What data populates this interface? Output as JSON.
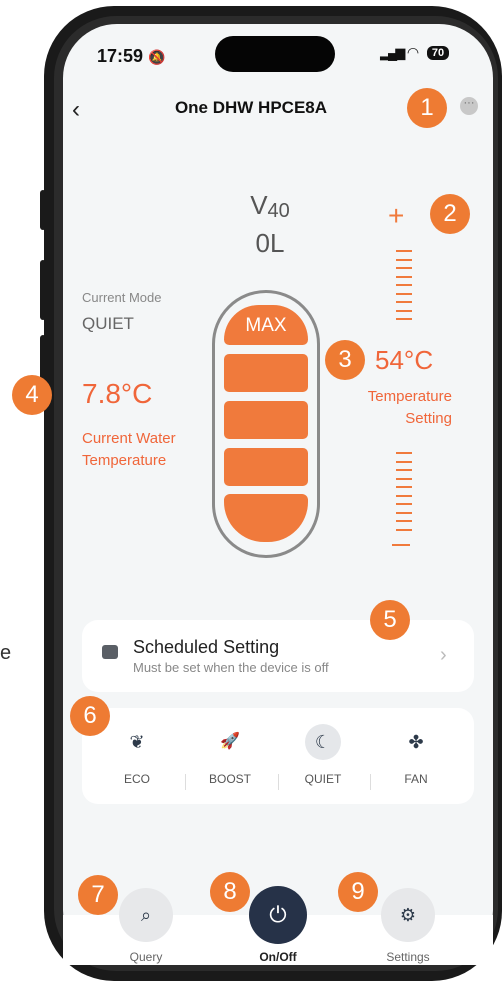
{
  "status_bar": {
    "time": "17:59",
    "bell_icon": "bell-slash-icon",
    "signal": "signal-icon",
    "wifi": "wifi-icon",
    "battery": "70"
  },
  "header": {
    "back_icon": "back-chevron-icon",
    "title": "One DHW HPCE8A",
    "more_icon": "more-icon"
  },
  "badges": [
    "1",
    "2",
    "3",
    "4",
    "5",
    "6",
    "7",
    "8",
    "9"
  ],
  "tank": {
    "model": "V",
    "model_sub": "40",
    "volume": "0L",
    "max_label": "MAX"
  },
  "current_mode": {
    "label": "Current Mode",
    "value": "QUIET"
  },
  "current_water": {
    "value": "7.8°C",
    "label_line1": "Current Water",
    "label_line2": "Temperature"
  },
  "temperature_setting": {
    "plus": "+",
    "value": "54°C",
    "label_line1": "Temperature",
    "label_line2": "Setting"
  },
  "scheduled": {
    "title": "Scheduled Setting",
    "subtitle": "Must be set when the device is off",
    "chevron": "›"
  },
  "modes": [
    {
      "label": "ECO",
      "icon": "leaf-icon",
      "glyph": "❦",
      "active": false
    },
    {
      "label": "BOOST",
      "icon": "rocket-icon",
      "glyph": "🚀",
      "active": false
    },
    {
      "label": "QUIET",
      "icon": "moon-icon",
      "glyph": "☾",
      "active": true
    },
    {
      "label": "FAN",
      "icon": "fan-icon",
      "glyph": "✤",
      "active": false
    }
  ],
  "bottom_nav": {
    "query": {
      "label": "Query",
      "icon": "magnifier-icon",
      "glyph": "⌕"
    },
    "power": {
      "label": "On/Off",
      "icon": "power-icon",
      "glyph": "⏻"
    },
    "settings": {
      "label": "Settings",
      "icon": "gear-icon",
      "glyph": "⚙"
    }
  },
  "edge_text": "e",
  "colors": {
    "accent": "#f07a3c",
    "badge": "#ee7b33",
    "power_bg": "#263248"
  }
}
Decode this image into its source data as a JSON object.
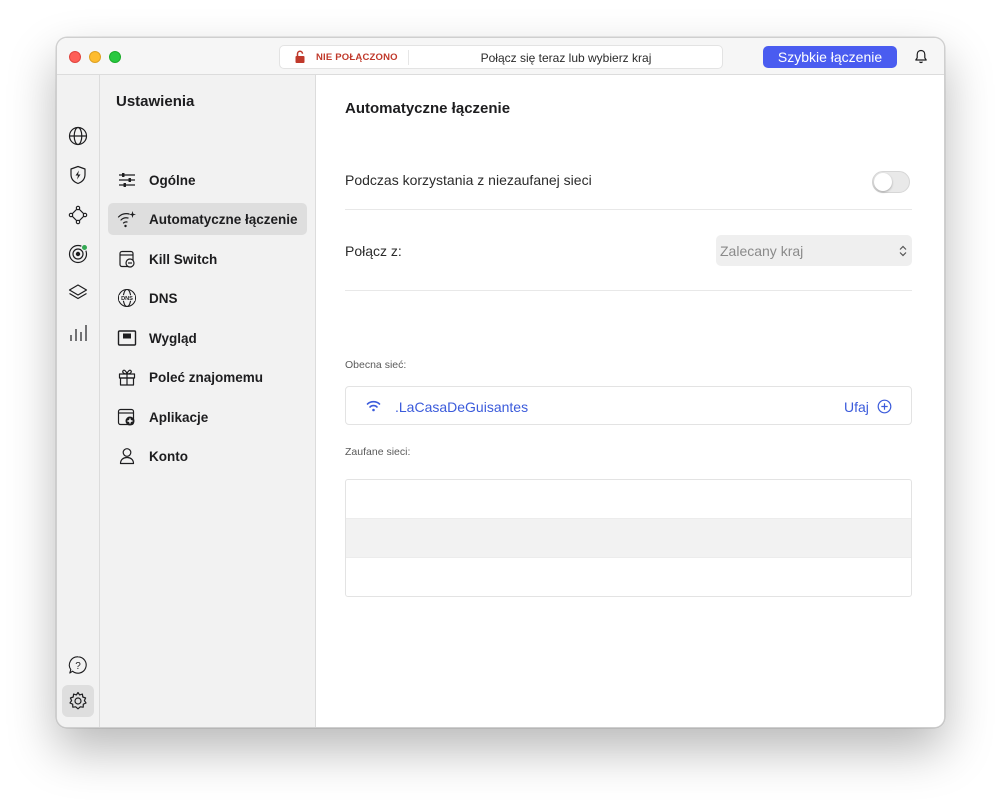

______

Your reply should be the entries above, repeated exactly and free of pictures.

**Result for this task:**
What data populates this interface? Output as JSON.
{
  "status_bar": {
    "time": "17:59",
    "bell_icon": "bell-slash-icon",
    "signal": "signal-icon",
    "wifi": "wifi-icon",
    "battery": "70"
  },
  "header": {
    "back_icon": "back-chevron-icon",
    "title": "One DHW HPCE8A",
    "more_icon": "more-icon"
  },
  "badges": [
    "1",
    "2",
    "3",
    "4",
    "5",
    "6",
    "7",
    "8",
    "9"
  ],
  "tank": {
    "model": "V",
    "model_sub": "40",
    "volume": "0L",
    "max_label": "MAX"
  },
  "current_mode": {
    "label": "Current Mode",
    "value": "QUIET"
  },
  "current_water": {
    "value": "7.8°C",
    "label_line1": "Current Water",
    "label_line2": "Temperature"
  },
  "temperature_setting": {
    "plus": "+",
    "value": "54°C",
    "label_line1": "Temperature",
    "label_line2": "Setting"
  },
  "scheduled": {
    "title": "Scheduled Setting",
    "subtitle": "Must be set when the device is off",
    "chevron": "›"
  },
  "modes": [
    {
      "label": "ECO",
      "icon": "leaf-icon",
      "glyph": "❦",
      "active": false
    },
    {
      "label": "BOOST",
      "icon": "rocket-icon",
      "glyph": "🚀",
      "active": false
    },
    {
      "label": "QUIET",
      "icon": "moon-icon",
      "glyph": "☾",
      "active": true
    },
    {
      "label": "FAN",
      "icon": "fan-icon",
      "glyph": "✤",
      "active": false
    }
  ],
  "bottom_nav": {
    "query": {
      "label": "Query",
      "icon": "magnifier-icon",
      "glyph": "⌕"
    },
    "power": {
      "label": "On/Off",
      "icon": "power-icon",
      "glyph": "⏻"
    },
    "settings": {
      "label": "Settings",
      "icon": "gear-icon",
      "glyph": "⚙"
    }
  },
  "edge_text": "e",
  "colors": {
    "accent": "#f07a3c",
    "badge": "#ee7b33",
    "power_bg": "#263248"
  }
}
Decode this image into its source data as a JSON object.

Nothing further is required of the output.